    PARK KYUNG SUK | 2021, 28(3) | pp.85~131 | number of Cited : 0
    Abstract PDF
    The WTO multilateral trading system have been weakened, while the regionalism has proliferated since the creation of the WTO. In this study we examine the aspects of the U.S.’s exit from multilateral trading system, and specify the time of exit. For this purpose, we use the ‘exit, voice, and loyalty’ concepts proposed by Hirschman. According to our analysis, the U.S. reduced substantially the role as a supplier of multilateral trade rules after the stalemate of the Doha Development Agenda with the diminished loyalty to the WTO multilateral system. Since then, mega-FTAs, plurilateral agreements or bilateral agreements have taken a central role in further liberalization of trade. The U.S.’s exit as a consumer of multilateral trade rules began with the revival of aggressive unilateralism and the blockage of the appointment of the Appellate Body members of the WTO in Trump Administration. It implies that the U.S. refuse the dispute settlement system of the WTO. The aggressive unilateralism based on Section 301, Super 301 and Special 301 in 1970’s and 1980’s should be considered not as a real exit, but as a threat of exit from the GATT multilateral system. It was a measure adopted by the U.S. to promote the effects of their voices in the Tokyo Round and the Uruguay Round. The US-Canada FTA and NAFTA, the first meaningful preferential trade agreements since World War II, used as a leverage for the beginning and the closure of the Uruguay Round. The Competition Liberalization policy taken in Bush administration cannot be considered as an exit from the WTO multilateral system. Most of the countries with which the U.S. concluded or negotiated a bilateral FTA were economically unimportant underdeveloped countries.
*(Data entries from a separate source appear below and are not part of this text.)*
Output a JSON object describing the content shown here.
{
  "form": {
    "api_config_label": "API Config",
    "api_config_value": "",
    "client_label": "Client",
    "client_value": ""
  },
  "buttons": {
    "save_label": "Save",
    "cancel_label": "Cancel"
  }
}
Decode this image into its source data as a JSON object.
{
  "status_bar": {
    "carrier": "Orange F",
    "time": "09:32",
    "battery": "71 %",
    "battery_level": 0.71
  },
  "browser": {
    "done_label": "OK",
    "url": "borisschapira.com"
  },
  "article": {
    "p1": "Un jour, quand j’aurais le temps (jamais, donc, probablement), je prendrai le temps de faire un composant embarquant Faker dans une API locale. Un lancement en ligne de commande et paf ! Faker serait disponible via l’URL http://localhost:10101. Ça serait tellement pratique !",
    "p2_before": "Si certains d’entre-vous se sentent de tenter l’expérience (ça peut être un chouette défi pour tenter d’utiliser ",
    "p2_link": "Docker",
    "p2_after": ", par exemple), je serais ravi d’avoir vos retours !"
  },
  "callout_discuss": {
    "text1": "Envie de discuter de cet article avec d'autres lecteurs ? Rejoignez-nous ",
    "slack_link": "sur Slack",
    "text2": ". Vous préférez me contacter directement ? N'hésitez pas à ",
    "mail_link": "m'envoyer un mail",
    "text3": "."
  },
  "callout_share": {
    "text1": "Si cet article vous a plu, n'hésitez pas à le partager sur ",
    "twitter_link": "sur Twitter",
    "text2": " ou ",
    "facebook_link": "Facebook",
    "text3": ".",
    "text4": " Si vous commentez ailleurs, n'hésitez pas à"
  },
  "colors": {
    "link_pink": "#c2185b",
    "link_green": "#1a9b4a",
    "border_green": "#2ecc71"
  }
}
The ultimate objective of the Competitive Liberalization policy was the conclusion of the Doha Development Agenda negotiation.